> _WORK REQUEST_
Starting at the line that contains "Extract the structured", write out every line to the end of the records below exactly, and leave out the pictures.

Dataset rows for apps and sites

------------------------------

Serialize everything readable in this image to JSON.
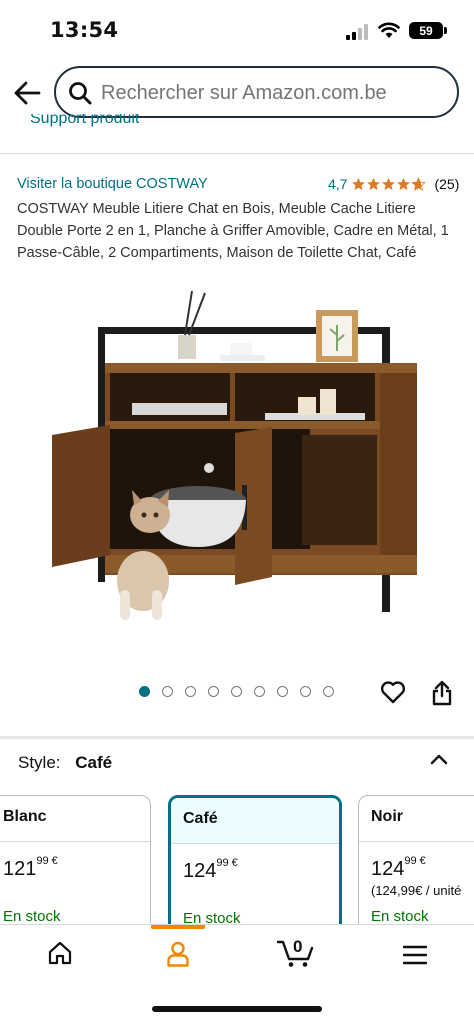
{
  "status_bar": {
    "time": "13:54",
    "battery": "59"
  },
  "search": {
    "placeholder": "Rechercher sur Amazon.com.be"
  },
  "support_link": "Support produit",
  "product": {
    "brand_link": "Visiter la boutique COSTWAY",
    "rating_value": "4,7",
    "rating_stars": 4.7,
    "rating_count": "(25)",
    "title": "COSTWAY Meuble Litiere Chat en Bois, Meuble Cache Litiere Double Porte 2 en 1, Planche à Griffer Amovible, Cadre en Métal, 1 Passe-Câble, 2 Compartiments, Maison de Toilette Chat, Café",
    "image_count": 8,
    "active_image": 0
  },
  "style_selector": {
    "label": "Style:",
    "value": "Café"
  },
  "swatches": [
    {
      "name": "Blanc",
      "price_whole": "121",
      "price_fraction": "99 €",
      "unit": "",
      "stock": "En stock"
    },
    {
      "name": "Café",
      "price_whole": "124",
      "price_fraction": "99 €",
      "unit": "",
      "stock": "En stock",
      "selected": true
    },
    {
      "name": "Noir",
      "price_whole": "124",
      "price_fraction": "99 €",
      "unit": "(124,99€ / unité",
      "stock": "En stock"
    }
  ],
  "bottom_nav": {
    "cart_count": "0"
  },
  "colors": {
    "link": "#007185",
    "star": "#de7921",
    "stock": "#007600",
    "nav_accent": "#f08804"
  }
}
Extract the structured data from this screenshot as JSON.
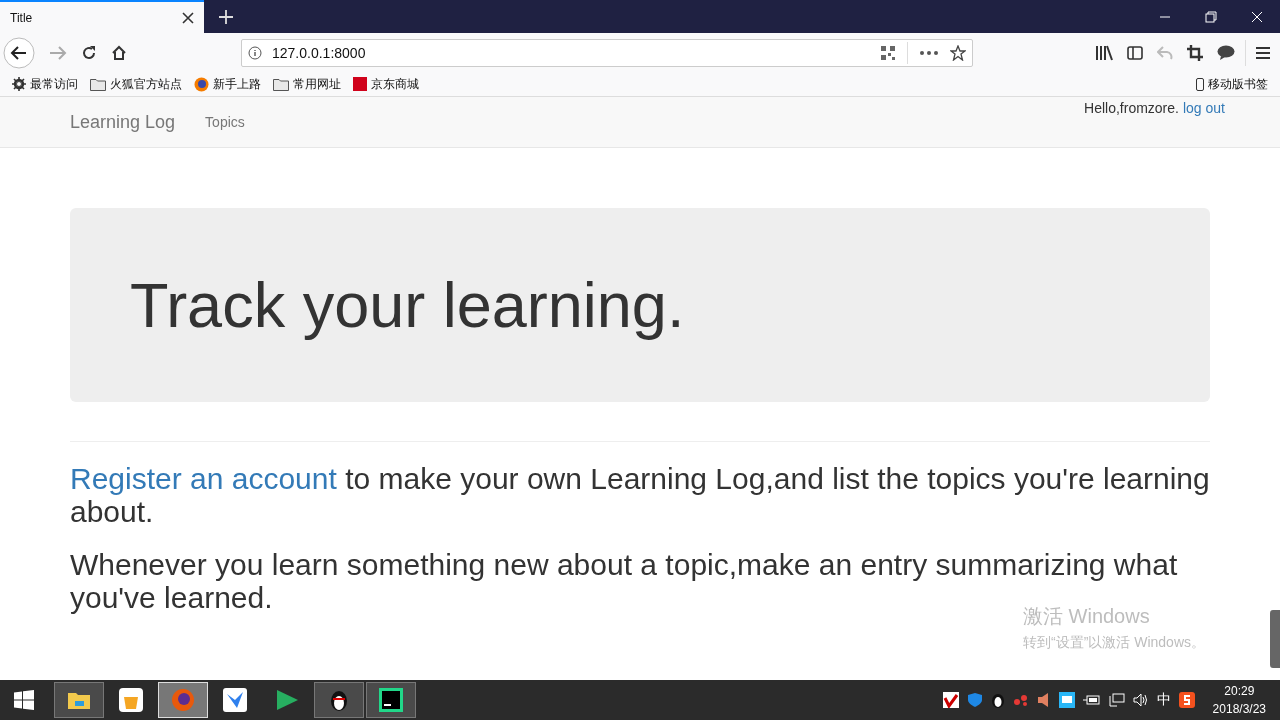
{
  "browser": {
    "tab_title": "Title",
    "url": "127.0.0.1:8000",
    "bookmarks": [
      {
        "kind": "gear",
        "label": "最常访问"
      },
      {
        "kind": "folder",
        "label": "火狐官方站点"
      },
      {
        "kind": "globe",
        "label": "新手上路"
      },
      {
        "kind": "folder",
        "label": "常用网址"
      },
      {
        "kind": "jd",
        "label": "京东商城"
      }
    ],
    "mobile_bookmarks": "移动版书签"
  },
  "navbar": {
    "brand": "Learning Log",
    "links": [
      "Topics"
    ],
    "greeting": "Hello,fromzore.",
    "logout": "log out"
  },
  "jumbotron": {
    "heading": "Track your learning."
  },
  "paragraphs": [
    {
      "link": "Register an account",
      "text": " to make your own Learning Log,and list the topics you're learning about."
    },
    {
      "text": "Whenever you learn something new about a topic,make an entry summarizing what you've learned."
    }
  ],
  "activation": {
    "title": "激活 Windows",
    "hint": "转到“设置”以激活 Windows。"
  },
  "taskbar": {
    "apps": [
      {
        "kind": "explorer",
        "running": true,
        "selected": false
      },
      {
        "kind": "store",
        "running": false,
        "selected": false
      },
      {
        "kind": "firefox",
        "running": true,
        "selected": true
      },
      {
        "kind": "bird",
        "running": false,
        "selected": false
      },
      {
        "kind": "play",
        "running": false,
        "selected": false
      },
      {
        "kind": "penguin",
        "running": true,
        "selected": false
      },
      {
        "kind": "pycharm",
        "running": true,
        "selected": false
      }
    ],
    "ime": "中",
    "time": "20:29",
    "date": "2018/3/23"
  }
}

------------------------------

> _SOLUTION FOR THIS PROBLEM_
Extract the structured data from this screenshot as JSON.
{
  "browser": {
    "tab_title": "Title",
    "url": "127.0.0.1:8000",
    "bookmarks": [
      {
        "kind": "gear",
        "label": "最常访问"
      },
      {
        "kind": "folder",
        "label": "火狐官方站点"
      },
      {
        "kind": "globe",
        "label": "新手上路"
      },
      {
        "kind": "folder",
        "label": "常用网址"
      },
      {
        "kind": "jd",
        "label": "京东商城"
      }
    ],
    "mobile_bookmarks": "移动版书签"
  },
  "navbar": {
    "brand": "Learning Log",
    "links": [
      "Topics"
    ],
    "greeting": "Hello,fromzore.",
    "logout": "log out"
  },
  "jumbotron": {
    "heading": "Track your learning."
  },
  "paragraphs": [
    {
      "link": "Register an account",
      "text": " to make your own Learning Log,and list the topics you're learning about."
    },
    {
      "text": "Whenever you learn something new about a topic,make an entry summarizing what you've learned."
    }
  ],
  "activation": {
    "title": "激活 Windows",
    "hint": "转到“设置”以激活 Windows。"
  },
  "taskbar": {
    "apps": [
      {
        "kind": "explorer",
        "running": true,
        "selected": false
      },
      {
        "kind": "store",
        "running": false,
        "selected": false
      },
      {
        "kind": "firefox",
        "running": true,
        "selected": true
      },
      {
        "kind": "bird",
        "running": false,
        "selected": false
      },
      {
        "kind": "play",
        "running": false,
        "selected": false
      },
      {
        "kind": "penguin",
        "running": true,
        "selected": false
      },
      {
        "kind": "pycharm",
        "running": true,
        "selected": false
      }
    ],
    "ime": "中",
    "time": "20:29",
    "date": "2018/3/23"
  }
}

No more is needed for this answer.